文章来源：向日葵儿童 作者：向日葵儿童 时间：2018-10-09
Question: If there is a postoperative residual tumor, could the patient live with the tumor?( For example, if there is a residual tumor in the spinal canal that not be operated, is the hope big for living with the tumor?)
Answer: Yes. Especially if the tumor is localized and has favorable biological features.
Question: Between the proton radiotherapy and other kind of radiotherapiy, which one is more suitable for neuroblastoma patients at present? What are their respective advantages and disadvantages?
Answer: There is no proven advantage at this time to proton beam radiotherapy versus more conventional IMRT.
Question: In the international is there any stage IV case that is cured by allotransplantation? What’s the difference between autotransplantation and allotransplantation and what’re their respective advantages?
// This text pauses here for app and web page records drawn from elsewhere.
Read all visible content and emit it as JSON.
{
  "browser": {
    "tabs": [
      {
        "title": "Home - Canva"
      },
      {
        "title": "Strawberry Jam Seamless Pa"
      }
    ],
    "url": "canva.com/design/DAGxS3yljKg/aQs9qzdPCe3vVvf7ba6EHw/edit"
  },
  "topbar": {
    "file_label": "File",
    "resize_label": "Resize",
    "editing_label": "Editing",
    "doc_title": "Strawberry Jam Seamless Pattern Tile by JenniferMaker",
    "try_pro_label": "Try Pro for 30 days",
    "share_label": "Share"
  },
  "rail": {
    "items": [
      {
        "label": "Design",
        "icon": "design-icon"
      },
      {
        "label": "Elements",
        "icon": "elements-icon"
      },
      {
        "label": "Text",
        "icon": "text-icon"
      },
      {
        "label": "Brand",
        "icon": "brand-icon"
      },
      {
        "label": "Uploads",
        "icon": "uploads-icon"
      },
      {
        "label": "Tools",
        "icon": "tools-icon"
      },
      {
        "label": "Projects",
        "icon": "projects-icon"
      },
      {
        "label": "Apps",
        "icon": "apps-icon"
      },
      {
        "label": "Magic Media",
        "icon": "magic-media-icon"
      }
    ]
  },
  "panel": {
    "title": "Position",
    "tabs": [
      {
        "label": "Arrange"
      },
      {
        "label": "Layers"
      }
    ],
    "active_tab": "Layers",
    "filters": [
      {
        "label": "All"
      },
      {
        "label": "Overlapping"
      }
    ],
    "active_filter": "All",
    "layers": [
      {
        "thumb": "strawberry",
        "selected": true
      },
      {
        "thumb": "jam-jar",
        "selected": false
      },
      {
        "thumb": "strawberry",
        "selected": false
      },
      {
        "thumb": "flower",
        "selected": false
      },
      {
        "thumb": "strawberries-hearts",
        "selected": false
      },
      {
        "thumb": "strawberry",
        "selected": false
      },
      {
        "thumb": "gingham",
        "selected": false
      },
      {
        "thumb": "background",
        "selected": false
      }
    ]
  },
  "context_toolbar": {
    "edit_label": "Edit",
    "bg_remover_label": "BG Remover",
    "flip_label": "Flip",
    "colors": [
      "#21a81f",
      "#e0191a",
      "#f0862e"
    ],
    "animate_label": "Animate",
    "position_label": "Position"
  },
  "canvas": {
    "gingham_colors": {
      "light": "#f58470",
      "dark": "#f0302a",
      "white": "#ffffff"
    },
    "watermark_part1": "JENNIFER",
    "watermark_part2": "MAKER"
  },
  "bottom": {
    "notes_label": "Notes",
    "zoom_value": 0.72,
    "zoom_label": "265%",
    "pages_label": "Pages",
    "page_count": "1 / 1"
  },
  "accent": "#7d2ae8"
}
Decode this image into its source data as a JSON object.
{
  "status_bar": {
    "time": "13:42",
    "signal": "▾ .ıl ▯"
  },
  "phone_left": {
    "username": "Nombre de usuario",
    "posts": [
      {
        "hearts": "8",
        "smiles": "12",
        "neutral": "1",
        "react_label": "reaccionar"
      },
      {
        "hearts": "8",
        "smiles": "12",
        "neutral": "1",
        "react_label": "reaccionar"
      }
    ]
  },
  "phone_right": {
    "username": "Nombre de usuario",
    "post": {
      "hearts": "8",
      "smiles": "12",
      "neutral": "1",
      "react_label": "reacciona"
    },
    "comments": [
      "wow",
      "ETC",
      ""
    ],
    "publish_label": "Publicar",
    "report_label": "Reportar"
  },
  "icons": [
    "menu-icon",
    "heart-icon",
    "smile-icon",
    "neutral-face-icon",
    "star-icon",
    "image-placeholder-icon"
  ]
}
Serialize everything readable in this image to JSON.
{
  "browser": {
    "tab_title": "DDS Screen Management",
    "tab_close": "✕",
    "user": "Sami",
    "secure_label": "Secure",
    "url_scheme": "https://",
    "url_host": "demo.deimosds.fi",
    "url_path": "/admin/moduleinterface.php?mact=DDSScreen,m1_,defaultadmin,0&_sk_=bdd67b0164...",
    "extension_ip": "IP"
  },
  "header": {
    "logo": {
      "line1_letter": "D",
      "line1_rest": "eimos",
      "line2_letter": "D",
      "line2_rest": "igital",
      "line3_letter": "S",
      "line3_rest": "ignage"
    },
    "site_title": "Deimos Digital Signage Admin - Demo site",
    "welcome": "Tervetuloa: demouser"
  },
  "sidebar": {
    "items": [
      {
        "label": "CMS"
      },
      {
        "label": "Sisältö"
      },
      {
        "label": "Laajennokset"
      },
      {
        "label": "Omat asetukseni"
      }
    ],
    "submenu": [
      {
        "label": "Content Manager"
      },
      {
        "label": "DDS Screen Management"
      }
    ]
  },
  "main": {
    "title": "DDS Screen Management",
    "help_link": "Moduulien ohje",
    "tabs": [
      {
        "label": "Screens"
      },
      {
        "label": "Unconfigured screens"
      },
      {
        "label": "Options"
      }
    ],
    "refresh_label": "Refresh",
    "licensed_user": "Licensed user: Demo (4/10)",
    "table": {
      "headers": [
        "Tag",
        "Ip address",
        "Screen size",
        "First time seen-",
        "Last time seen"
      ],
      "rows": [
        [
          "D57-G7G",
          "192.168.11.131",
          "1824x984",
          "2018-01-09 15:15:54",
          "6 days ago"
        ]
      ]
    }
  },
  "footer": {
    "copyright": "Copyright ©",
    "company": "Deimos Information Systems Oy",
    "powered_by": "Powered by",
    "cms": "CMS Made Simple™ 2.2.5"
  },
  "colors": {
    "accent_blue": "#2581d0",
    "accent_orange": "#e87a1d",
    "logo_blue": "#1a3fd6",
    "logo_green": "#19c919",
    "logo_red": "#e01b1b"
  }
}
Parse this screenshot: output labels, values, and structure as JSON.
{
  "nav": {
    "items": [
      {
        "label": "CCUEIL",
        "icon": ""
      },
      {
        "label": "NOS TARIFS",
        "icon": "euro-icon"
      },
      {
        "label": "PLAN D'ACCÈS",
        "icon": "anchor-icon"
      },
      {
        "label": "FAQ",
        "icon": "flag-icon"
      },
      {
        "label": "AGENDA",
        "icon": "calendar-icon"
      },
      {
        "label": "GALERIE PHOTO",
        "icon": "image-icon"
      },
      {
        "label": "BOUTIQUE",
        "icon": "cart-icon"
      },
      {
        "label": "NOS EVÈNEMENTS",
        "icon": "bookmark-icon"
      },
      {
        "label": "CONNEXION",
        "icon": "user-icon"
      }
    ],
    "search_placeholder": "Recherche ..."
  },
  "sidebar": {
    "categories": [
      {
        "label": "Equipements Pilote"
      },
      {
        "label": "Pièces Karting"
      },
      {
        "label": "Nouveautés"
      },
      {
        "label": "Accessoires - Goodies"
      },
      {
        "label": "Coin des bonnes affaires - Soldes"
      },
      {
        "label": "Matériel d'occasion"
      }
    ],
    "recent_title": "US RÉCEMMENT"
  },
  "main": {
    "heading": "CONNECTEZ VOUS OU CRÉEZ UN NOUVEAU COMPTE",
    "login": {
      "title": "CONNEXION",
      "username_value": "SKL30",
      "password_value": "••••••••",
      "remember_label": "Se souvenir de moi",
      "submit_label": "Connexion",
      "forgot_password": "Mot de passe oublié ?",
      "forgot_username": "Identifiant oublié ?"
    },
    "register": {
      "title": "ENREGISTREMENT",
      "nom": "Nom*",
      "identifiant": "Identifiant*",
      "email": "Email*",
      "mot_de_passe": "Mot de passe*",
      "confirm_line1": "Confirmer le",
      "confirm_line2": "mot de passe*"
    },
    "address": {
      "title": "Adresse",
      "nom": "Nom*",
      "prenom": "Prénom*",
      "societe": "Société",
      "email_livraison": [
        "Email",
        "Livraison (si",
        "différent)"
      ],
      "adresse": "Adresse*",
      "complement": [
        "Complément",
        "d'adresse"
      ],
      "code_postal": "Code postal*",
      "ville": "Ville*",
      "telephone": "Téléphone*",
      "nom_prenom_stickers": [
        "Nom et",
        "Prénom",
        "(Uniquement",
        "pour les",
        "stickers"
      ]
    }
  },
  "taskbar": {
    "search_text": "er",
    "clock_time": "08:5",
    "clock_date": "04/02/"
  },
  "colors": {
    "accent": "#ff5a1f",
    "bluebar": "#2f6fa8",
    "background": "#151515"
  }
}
Answer: All of the large Phase 3 Children’s Oncology Group trials have tested the efficacy or autotransplantion for children with high-risk neuroblastoma in the upfront setting. The stem cells are harvested form the patient after 2-3 cycles of induction chemotherapy and then re-infused at time of myeloablative autotransplantation to rescue the body from the effects of the lethal doses of chemotherapy.
Allo-transplantation (using a donor that is not “self”) has been tested mostly in the setting of relapse- there is very limited experience using this approach and many more side effects can be expected.
Question: What is the latest treatment for the children whose neuroblastoma stage IV have already showed recurrence? How is the effect of the treatment? How much is the cure rate (5-year survival rate) after recurrence?
Answer: There is no standard treatment for children with high-risk neuroblastoma who suffer a relapse. This needs to be individualized and often depends on the pattern of relapsed and disease burden. Approaches include I131MIBG therapy, targeted investigational therapies, and conventional approaches that utilized chemo/radiation and immunotherapy. There is a significant effort to perform molecular profiling on the tumor at relapse to see if there are targetable mutations in cancer genes for which there may be matched drugs that can be used (an example is crizotinib when there is an ALK mutation).
Question: If the children appear leaky gut and always can't eat or chemotherapy, it takes to several months to cure leaky gut, so whether there are other ways to control tumor progression?
Answer: Even in the setting of a “leaky gut,” chemotherapy should not be delayed in the setting of high-risk neuroblastoma. Every effort should be made to continue chemotherapy and to sue hyperalimentation (IV nutrition) until the gut heals.